Monday, March 21, 2011
Lupe Fiasco still keeping his cool on Lasers
Hip-hoppers who have tired of the lack of depth and materialism seen commonly in mainstream rap praised Lupe for his organic approach and for speaking on subjects people could connect with.
Now he's looking to ratchet his stock up even farther with the release of his third album, Lasers. But how does it stack up?
Lupe's latest is solid but suffers from a bit of inconsistency. The word about this album pre-release was that it has a much more commercial sound than Lupe's first two albums, and after having heard Lasers in its entirety I can say that assessment isn't far off the mark. The beats on this album tend to be hit or miss.
"I Don't Wanna Care Right Now" and "Break the Chain" feature all out club/rave beats that sound like they could have been snagged straight off the latest lame Greatest DJ Dance Hits Vol. 17.
As far as Lupe's emcee skills, I can say this: as somenoe listening to Lupe for the first time he's certainly a competent rapper who can deliver a repectable flow but he's not elite. His voice has a twang to it that annoys me sometimes.
The good news is that Lupe's writing skills are still top notch. "Words I Never Said" sees Lupe examing the country's social and political ills while Skylar Grey drops a breathtaking chorus hook. This is easily the standout track of the album.
"Til I Get There" features some of the album's most clever and witty wordplay while "State Run Radio" and "The Show Goes On" touch on themes dealing with inner city issues and offer messages of hope to those who are held back by circumstances.
I'm also quite fond of "Never Forget You," which sees John Legend laying down a soulful hook, while Lupe drops a 2Pac-ian type flow on "Coming Up."
The most interesting piece, at least lyrically, is "All Black Everything," which imagines a world in which the people of Africa never left the continent and slavery in American history never took place.
It's an interesting premise, but some of the situations Lupe dreams up are a little over the top. In Fiasco's alternate universe, Bill O' Reilly and George Bush are born in Iran, Ahdimenjad wins the Mandela Peace Prize, (that's right, the Mandela peace prize) and 50 Cent is a white rapper. Hey Lupe, does he still get shot nine times?
But he takes his hypothetical and turns it into a call to continue to improve race relations down the road:
"And I know it’s just a fantasy
I cordially invite you to ask why can’t it be?
Now we can do nothing bout the past
But we can do something about the future that we have"

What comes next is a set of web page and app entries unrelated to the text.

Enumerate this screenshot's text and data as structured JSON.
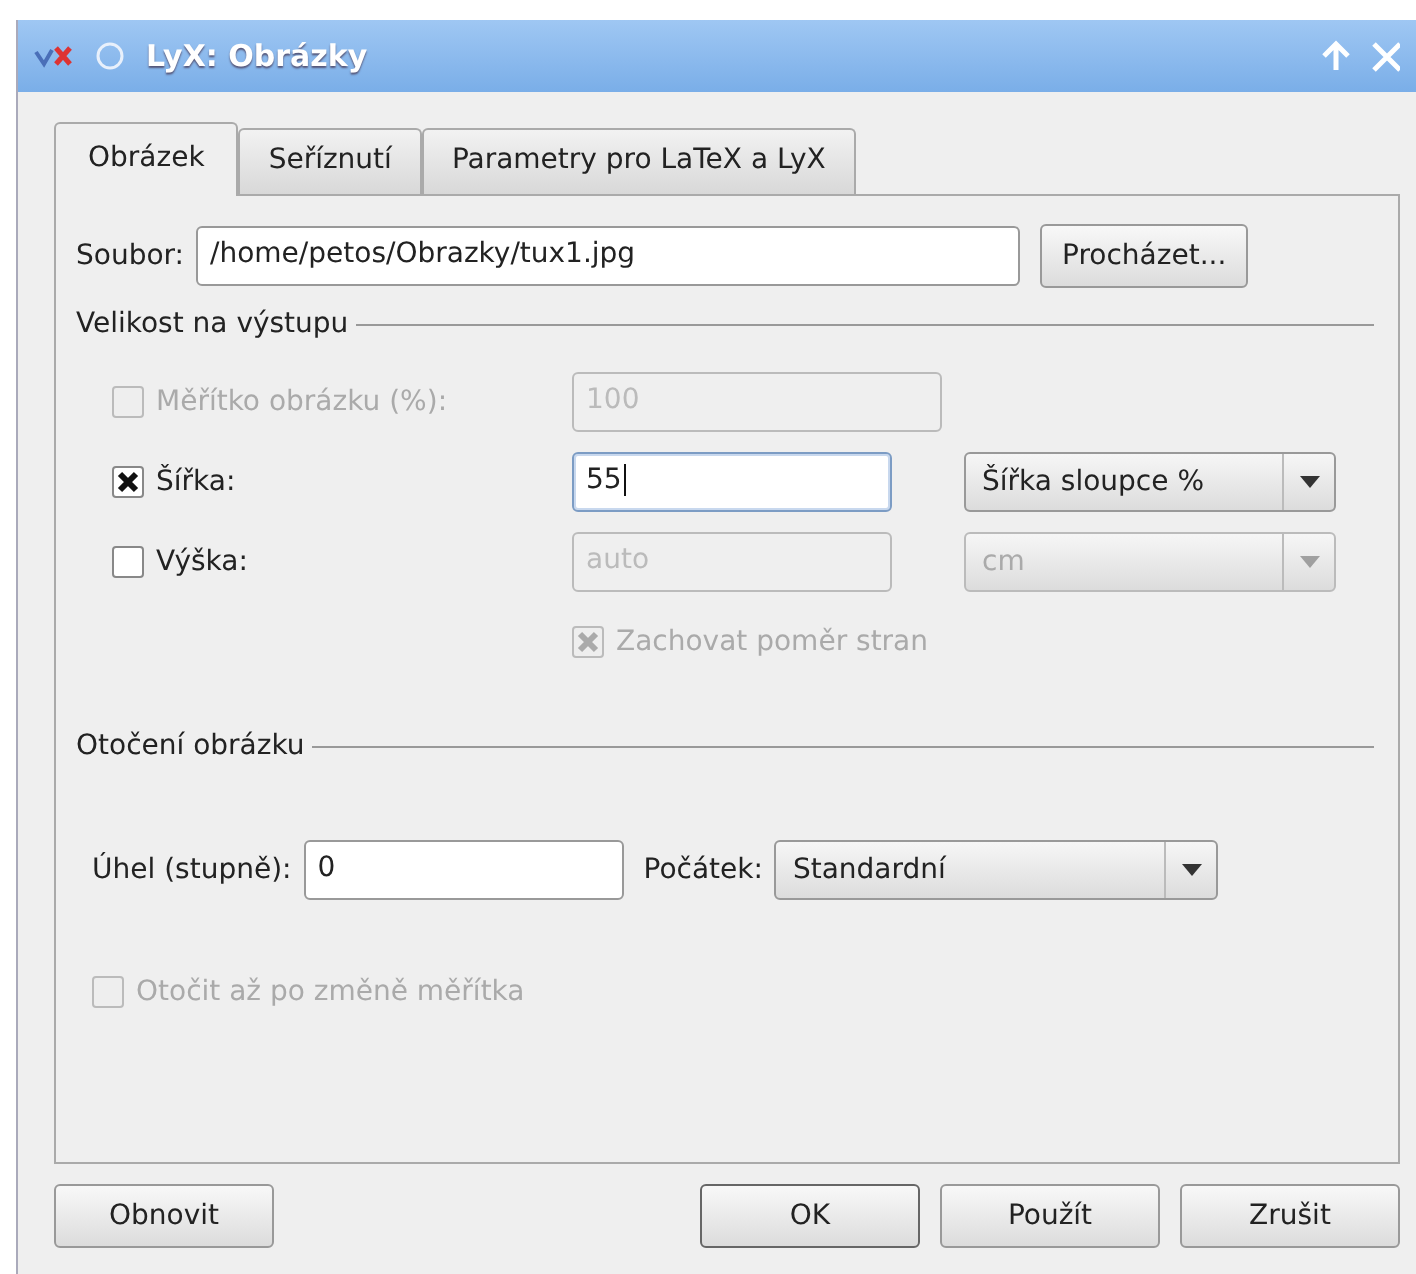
{
  "window": {
    "title": "LyX: Obrázky"
  },
  "tabs": [
    {
      "label": "Obrázek",
      "selected": true
    },
    {
      "label": "Seříznutí",
      "selected": false
    },
    {
      "label": "Parametry pro LaTeX a LyX",
      "selected": false
    }
  ],
  "file": {
    "label": "Soubor:",
    "value": "/home/petos/Obrazky/tux1.jpg",
    "browse_button": {
      "label": "Procházet..."
    }
  },
  "output_size": {
    "title": "Velikost na výstupu",
    "rows": [
      {
        "label": "Měřítko obrázku (%):",
        "checked": false,
        "disabled": true,
        "value": "100",
        "field_disabled": true,
        "focused": false
      },
      {
        "label": "Šířka:",
        "checked": true,
        "disabled": false,
        "value": "55",
        "field_disabled": false,
        "focused": true,
        "unit": {
          "value": "Šířka sloupce %",
          "disabled": false
        }
      },
      {
        "label": "Výška:",
        "checked": false,
        "disabled": false,
        "value": "auto",
        "field_disabled": true,
        "focused": false,
        "unit": {
          "value": "cm",
          "disabled": true
        }
      }
    ],
    "keep_ratio": {
      "label": "Zachovat poměr stran",
      "checked": true,
      "disabled": true
    }
  },
  "rotation": {
    "title": "Otočení obrázku",
    "angle": {
      "label": "Úhel (stupně):",
      "value": "0"
    },
    "origin": {
      "label": "Počátek:",
      "value": "Standardní"
    },
    "rotate_after_scale": {
      "label": "Otočit až po změně měřítka",
      "checked": false,
      "disabled": true
    }
  },
  "buttons": [
    {
      "label": "Obnovit",
      "kind": "reset",
      "default": false
    },
    {
      "label": "OK",
      "kind": "action",
      "default": true
    },
    {
      "label": "Použít",
      "kind": "action",
      "default": false
    },
    {
      "label": "Zrušit",
      "kind": "action",
      "default": false
    }
  ]
}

Now, for what I didn't like. The chorus hook on "The Show Goes On" is a blatant rip off of Modest Mouse's "Float On," with the overall melody and even some of the lyrics being the same.

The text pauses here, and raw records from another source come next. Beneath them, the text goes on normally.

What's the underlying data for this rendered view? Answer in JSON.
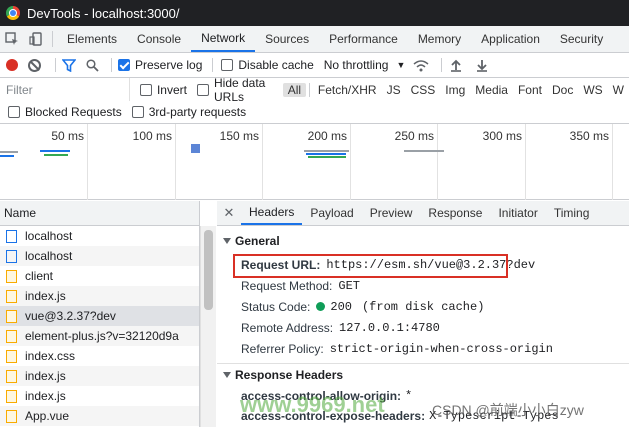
{
  "window": {
    "title": "DevTools - localhost:3000/"
  },
  "tabs": [
    "Elements",
    "Console",
    "Network",
    "Sources",
    "Performance",
    "Memory",
    "Application",
    "Security"
  ],
  "active_tab": "Network",
  "toolbar": {
    "preserve_log": "Preserve log",
    "disable_cache": "Disable cache",
    "throttling": "No throttling"
  },
  "filter": {
    "placeholder": "Filter",
    "invert": "Invert",
    "hide_data_urls": "Hide data URLs",
    "types": [
      "All",
      "Fetch/XHR",
      "JS",
      "CSS",
      "Img",
      "Media",
      "Font",
      "Doc",
      "WS",
      "W"
    ]
  },
  "blockbar": {
    "blocked": "Blocked Requests",
    "third_party": "3rd-party requests"
  },
  "timeline": {
    "ticks": [
      "50 ms",
      "100 ms",
      "150 ms",
      "200 ms",
      "250 ms",
      "300 ms",
      "350 ms"
    ]
  },
  "requests": {
    "header": "Name",
    "items": [
      {
        "name": "localhost",
        "type": "doc"
      },
      {
        "name": "localhost",
        "type": "doc"
      },
      {
        "name": "client",
        "type": "script"
      },
      {
        "name": "index.js",
        "type": "script"
      },
      {
        "name": "vue@3.2.37?dev",
        "type": "script"
      },
      {
        "name": "element-plus.js?v=32120d9a",
        "type": "script"
      },
      {
        "name": "index.css",
        "type": "script"
      },
      {
        "name": "index.js",
        "type": "script"
      },
      {
        "name": "index.js",
        "type": "script"
      },
      {
        "name": "App.vue",
        "type": "script"
      }
    ]
  },
  "details": {
    "close": "✕",
    "tabs": [
      "Headers",
      "Payload",
      "Preview",
      "Response",
      "Initiator",
      "Timing"
    ],
    "general": {
      "title": "General",
      "request_url_key": "Request URL:",
      "request_url": "https://esm.sh/vue@3.2.37?dev",
      "method_key": "Request Method:",
      "method": "GET",
      "status_key": "Status Code:",
      "status": "200",
      "status_note": "(from disk cache)",
      "remote_key": "Remote Address:",
      "remote": "127.0.0.1:4780",
      "referrer_key": "Referrer Policy:",
      "referrer": "strict-origin-when-cross-origin"
    },
    "response_headers": {
      "title": "Response Headers",
      "h1_key": "access-control-allow-origin:",
      "h1_val": "*",
      "h2_key": "access-control-expose-headers:",
      "h2_val": "X-Typescript-Types"
    }
  },
  "watermark": {
    "site": "www.9969.net",
    "credit": "CSDN @前端小小白zyw"
  }
}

I guess Lupe figures most rap fans don't listen to Modest Mouse. He's probably right. But fortunately, you have multi-faceted music fans like me who can call you out on it. Try harder next time, Lupe.

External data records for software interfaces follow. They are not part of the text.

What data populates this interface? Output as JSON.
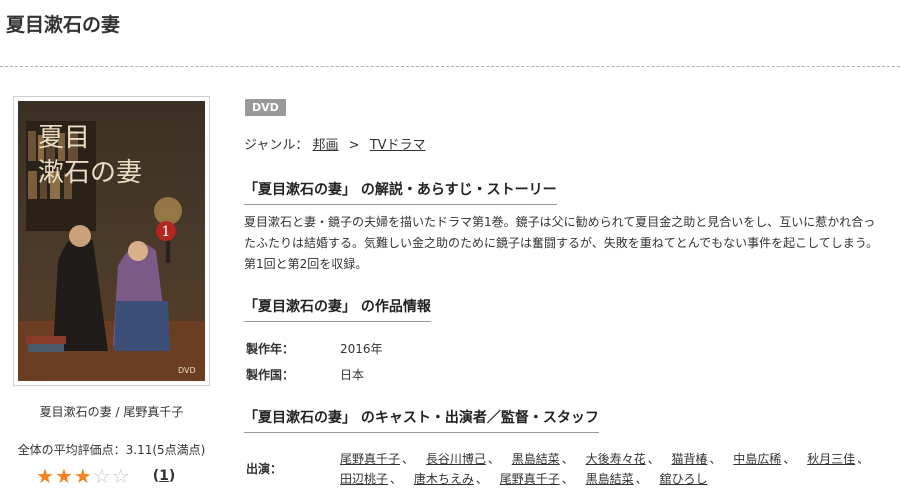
{
  "page": {
    "title": "夏目漱石の妻"
  },
  "cover": {
    "format_mark": "DVD",
    "cover_title": "夏目漱石の妻",
    "episode": "1"
  },
  "product": {
    "caption": "夏目漱石の妻 / 尾野真千子",
    "rating_text": "全体の平均評価点：3.11(5点満点)",
    "rating_value": 3.11,
    "rating_max": 5,
    "stars": {
      "filled": 3,
      "total": 5
    },
    "review_count_prefix": "(",
    "review_count": "1",
    "review_count_suffix": ")"
  },
  "badge": {
    "label": "DVD"
  },
  "genre": {
    "label": "ジャンル：",
    "items": [
      "邦画",
      "TVドラマ"
    ],
    "separator": ">"
  },
  "sections": {
    "synopsis_heading": "「夏目漱石の妻」 の解説・あらすじ・ストーリー",
    "info_heading": "「夏目漱石の妻」 の作品情報",
    "cast_heading": "「夏目漱石の妻」 のキャスト・出演者／監督・スタッフ"
  },
  "synopsis": "夏目漱石と妻・鏡子の夫婦を描いたドラマ第1巻。鏡子は父に勧められて夏目金之助と見合いをし、互いに惹かれ合ったふたりは結婚する。気難しい金之助のために鏡子は奮闘するが、失敗を重ねてとんでもない事件を起こしてしまう。第1回と第2回を収録。",
  "info": {
    "year_label": "製作年：",
    "year_value": "2016年",
    "country_label": "製作国：",
    "country_value": "日本"
  },
  "cast": {
    "label": "出演：",
    "names": [
      "尾野真千子",
      "長谷川博己",
      "黒島結菜",
      "大後寿々花",
      "猫背椿",
      "中島広稀",
      "秋月三佳",
      "田辺桃子",
      "唐木ちえみ",
      "尾野真千子",
      "黒島結菜",
      "舘ひろし"
    ],
    "separator": "、"
  }
}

I also want to pick on one of the guest singers in particular. On several tracks, Lupe is joined by a little known R&B singer/rapper whose stage name is taken from the active chemical ingredient in ecstasy.
You'd be best off avoiding both. His unoriginal, generic, awash in autotune vocals really add nothing to the album. And it seems like he pops up on almost every track. After listening to this album you're going to need to call an ambulance, cause you're going to get an overdose of MDMA.
So it's about time to wrap this up. With Lasers, Lupe Fiasco continues to cement himself as one of the finest writers not just in today's hip-hop scene, but in the current music scene period.
Musically and beatwise I think the album loses a few points. Still, Lupe fans should find much to like with Lasers, although there's a good chance this may not replace his two previous albums as your favorite.